KUALA LUMPUR – May 25, 2016: Tensions and schisms are bubbling up in PKR, with its deputy president Datuk Seri Azmin Ali having just enough clout to save the party if its secretary-general Rafizi Ramli stops throwing the spanner into the work.
This is the view of former PKR deputy president Dr. Chandra Muzaffar, who thinks that Azmin has the necessary political skills to strengthen the party.
“Although he does not have Anwar’s (PKR de-facto leader Datuk Seri Anwar Ibrahim) aura, Azmin knows how to interact and relate with different groups of people.
“Also, he has a very important role today. He is the Selangor mentri besar and that gives him quite a lot of clout,” Chandra told The Mole today.
However Chandra believes that it will also be difficult for Azmin to strengthen PKR because a certain clique within the party will make the situation difficult for him.
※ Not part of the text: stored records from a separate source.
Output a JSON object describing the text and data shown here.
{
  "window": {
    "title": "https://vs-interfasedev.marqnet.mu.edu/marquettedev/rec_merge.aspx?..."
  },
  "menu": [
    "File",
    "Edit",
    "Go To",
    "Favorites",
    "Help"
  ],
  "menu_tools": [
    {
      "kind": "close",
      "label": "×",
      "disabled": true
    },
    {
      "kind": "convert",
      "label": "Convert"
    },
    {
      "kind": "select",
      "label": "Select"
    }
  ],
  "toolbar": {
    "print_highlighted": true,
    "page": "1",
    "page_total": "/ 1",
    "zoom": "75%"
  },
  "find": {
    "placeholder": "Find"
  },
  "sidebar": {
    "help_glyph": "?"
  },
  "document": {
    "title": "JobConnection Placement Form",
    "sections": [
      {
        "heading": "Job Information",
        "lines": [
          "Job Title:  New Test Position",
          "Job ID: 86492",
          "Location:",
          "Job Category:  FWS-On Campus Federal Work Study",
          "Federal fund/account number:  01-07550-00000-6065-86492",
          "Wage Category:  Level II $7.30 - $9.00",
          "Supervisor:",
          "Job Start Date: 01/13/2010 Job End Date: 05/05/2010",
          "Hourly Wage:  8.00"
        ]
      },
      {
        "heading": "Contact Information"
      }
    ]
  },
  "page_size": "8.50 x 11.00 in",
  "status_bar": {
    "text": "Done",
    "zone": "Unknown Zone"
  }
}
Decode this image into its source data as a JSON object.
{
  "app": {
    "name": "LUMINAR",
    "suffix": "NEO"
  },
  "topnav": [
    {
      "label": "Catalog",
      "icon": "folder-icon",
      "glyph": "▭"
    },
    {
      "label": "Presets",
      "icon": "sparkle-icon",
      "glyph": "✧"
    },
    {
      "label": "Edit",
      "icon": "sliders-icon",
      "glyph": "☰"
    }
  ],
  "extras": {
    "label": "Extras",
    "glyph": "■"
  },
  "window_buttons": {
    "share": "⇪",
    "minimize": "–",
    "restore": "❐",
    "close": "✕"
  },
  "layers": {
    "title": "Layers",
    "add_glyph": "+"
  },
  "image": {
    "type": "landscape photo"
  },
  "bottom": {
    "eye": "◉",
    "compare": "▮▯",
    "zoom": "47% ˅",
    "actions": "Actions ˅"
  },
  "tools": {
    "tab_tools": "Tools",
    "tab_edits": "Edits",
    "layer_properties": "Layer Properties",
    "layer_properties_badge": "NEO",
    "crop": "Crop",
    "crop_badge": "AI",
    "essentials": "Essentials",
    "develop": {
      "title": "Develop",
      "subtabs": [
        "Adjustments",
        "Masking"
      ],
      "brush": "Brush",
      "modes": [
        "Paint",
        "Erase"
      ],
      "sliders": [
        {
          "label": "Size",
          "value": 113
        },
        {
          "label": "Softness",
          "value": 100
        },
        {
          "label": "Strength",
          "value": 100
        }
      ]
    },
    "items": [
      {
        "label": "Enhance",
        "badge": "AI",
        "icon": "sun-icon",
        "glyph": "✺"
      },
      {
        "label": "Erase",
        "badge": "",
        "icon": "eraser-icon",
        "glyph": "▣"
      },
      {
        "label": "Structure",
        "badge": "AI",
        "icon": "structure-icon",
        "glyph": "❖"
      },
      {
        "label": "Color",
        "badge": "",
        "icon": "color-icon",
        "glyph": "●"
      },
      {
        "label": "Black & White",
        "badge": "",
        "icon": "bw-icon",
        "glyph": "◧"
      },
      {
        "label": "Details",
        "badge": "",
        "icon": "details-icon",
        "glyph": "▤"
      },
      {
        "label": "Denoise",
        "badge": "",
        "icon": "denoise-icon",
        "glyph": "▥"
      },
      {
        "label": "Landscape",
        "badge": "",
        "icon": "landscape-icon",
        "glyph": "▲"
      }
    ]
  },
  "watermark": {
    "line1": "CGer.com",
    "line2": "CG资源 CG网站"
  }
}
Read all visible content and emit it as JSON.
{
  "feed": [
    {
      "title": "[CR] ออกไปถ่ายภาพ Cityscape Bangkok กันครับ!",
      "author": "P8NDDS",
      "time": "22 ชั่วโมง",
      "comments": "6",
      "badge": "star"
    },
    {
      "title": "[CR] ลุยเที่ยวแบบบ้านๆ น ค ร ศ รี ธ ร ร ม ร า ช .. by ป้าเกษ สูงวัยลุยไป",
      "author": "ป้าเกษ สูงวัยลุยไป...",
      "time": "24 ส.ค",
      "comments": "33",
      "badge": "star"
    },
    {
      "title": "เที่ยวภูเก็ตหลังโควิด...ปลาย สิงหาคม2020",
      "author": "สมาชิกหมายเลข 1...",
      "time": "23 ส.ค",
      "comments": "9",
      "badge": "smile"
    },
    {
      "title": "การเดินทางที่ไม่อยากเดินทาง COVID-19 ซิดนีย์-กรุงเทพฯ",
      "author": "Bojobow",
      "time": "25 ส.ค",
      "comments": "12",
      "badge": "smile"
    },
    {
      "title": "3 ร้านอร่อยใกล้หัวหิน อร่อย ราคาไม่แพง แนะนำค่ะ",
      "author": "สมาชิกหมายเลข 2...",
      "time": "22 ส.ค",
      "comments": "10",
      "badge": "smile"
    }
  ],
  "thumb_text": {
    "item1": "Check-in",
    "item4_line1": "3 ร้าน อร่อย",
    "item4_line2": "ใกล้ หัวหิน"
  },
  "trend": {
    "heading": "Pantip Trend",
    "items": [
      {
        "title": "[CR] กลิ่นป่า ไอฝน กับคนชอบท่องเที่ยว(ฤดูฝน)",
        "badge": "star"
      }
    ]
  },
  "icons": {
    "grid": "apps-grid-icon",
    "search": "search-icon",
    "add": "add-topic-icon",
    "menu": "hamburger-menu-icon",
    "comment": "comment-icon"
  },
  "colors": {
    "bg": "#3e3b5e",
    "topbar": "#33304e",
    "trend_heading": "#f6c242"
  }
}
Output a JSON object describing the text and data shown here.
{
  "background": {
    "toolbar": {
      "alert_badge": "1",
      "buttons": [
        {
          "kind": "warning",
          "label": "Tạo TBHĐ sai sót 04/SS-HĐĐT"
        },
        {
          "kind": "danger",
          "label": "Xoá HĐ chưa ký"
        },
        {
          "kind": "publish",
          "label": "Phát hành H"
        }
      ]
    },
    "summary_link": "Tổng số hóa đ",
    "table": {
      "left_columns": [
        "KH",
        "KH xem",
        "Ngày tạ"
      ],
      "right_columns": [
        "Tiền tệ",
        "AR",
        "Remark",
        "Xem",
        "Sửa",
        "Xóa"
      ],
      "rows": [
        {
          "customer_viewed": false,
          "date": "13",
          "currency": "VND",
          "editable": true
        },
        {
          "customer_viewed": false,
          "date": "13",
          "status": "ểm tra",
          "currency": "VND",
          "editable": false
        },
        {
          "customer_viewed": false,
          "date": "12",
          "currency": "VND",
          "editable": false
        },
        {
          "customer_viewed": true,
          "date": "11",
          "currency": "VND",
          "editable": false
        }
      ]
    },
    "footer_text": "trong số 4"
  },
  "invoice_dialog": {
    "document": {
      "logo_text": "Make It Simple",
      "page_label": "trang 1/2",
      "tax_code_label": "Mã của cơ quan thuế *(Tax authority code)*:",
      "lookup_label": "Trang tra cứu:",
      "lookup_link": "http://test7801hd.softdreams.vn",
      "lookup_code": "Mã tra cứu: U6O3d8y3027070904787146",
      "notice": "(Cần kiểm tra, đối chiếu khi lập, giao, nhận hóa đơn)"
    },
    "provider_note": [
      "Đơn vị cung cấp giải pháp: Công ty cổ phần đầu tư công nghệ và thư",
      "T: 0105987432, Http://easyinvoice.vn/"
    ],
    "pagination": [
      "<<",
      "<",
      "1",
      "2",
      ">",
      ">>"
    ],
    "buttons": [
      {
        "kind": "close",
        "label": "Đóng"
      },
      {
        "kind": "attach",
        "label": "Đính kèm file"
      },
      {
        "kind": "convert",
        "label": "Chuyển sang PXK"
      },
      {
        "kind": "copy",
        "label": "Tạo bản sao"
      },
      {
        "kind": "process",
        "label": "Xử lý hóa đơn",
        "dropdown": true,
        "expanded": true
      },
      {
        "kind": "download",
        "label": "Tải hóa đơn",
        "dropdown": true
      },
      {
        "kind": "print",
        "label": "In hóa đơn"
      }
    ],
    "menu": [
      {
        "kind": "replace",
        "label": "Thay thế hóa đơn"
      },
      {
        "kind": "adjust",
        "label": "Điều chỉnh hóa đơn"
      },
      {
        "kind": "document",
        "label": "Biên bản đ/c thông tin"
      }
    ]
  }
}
“Like what Rafizi is doing right now…..” Chandra points out.
Chandra was referring to Rafizi’s recent allegation of corruption within the Selangor government.
And then recent leak of a Whatsapp quarrel between Rafizi and central committee member Latheefa Koya fuelled even more speculations about a power struggle in PKR.
It is widely speculated that a faction linked to party president Datuk Seri Dr. Wan Azizah Ismail and is led by Rafizi is feuding with another faction linked to Azmin.
Apparently the Rafizi-led faction is not happy with Azmin’s support of former prime minister Tun Dr. Mahathir Mohamad’s ‘Citizens’ Declaration’ movement.
And it was said that they became even more disturbed when Azmin did not respond to Anwar’s calls when he urged PKR leaders to stop following Mahathir’s agenda.
There is also a school of thought which blames Anwar for factionalising PKR but Chandra does not agree with this assumption.
To Chandra cliques and power struggles had existed in the party since it was established in April 1999 as Keadilan.
“I was the first deputy president so I know this. It is not new and it is not because of Anwar is in jail.
“Keadilan was made up of different people with different tendencies and orientations.
“You have former Umno members, people from Abim (Angkatan Belia Islam Malaysia) and JIM (Jemaah Islah Malaysia), academicians, activists and all sorts of people from disparate backgrounds,” he said.
Nevertheless, Chandra said that the glue that kept them together was the perceived injustice done to Anwar at that time.
“So, when he (Anwar) was out of jail (September 2004) he was able to give the party some semblance of unity when in actuality it was very superficial.
“So, now that the man is in jail again, he cannot play the role and you find the fissures within the party have come to the fore again,” said Chandra.